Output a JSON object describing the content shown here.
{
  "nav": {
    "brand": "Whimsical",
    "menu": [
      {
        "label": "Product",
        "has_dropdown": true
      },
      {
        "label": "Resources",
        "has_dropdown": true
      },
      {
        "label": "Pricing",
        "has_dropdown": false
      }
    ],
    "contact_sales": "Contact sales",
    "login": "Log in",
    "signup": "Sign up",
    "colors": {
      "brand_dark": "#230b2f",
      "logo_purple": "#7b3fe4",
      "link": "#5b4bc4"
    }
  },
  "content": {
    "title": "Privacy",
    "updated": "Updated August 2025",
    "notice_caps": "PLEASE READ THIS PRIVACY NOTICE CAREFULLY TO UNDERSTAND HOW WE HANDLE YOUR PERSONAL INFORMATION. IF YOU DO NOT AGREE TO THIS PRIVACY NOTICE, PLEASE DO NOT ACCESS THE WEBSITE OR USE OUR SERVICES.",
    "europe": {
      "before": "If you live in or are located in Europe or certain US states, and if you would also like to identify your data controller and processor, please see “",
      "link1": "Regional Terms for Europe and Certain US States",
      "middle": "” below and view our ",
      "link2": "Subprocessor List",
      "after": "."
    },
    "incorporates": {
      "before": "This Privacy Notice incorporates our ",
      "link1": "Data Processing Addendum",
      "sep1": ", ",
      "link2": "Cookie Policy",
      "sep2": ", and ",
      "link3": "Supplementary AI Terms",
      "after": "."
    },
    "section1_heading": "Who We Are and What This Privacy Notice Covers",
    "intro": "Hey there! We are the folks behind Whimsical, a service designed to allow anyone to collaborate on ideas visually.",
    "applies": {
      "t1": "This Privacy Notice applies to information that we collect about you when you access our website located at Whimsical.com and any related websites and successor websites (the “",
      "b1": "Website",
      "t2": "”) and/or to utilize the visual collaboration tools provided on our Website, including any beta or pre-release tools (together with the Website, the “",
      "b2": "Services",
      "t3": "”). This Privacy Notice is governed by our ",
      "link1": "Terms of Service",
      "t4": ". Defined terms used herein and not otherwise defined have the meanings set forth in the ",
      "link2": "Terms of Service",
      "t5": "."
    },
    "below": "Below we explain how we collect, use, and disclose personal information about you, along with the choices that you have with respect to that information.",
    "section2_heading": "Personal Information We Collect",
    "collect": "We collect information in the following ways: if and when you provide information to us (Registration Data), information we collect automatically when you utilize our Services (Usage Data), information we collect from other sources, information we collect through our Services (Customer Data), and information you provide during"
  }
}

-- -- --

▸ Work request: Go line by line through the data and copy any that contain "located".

▸ Answer box:
      "before": "If you live in or are located in Europe or certain US states, and if you would also like to identify your data controller and processor, please see “",
      "t1": "This Privacy Notice applies to information that we collect about you when you access our website located at Whimsical.com and any related websites and successor websites (the “",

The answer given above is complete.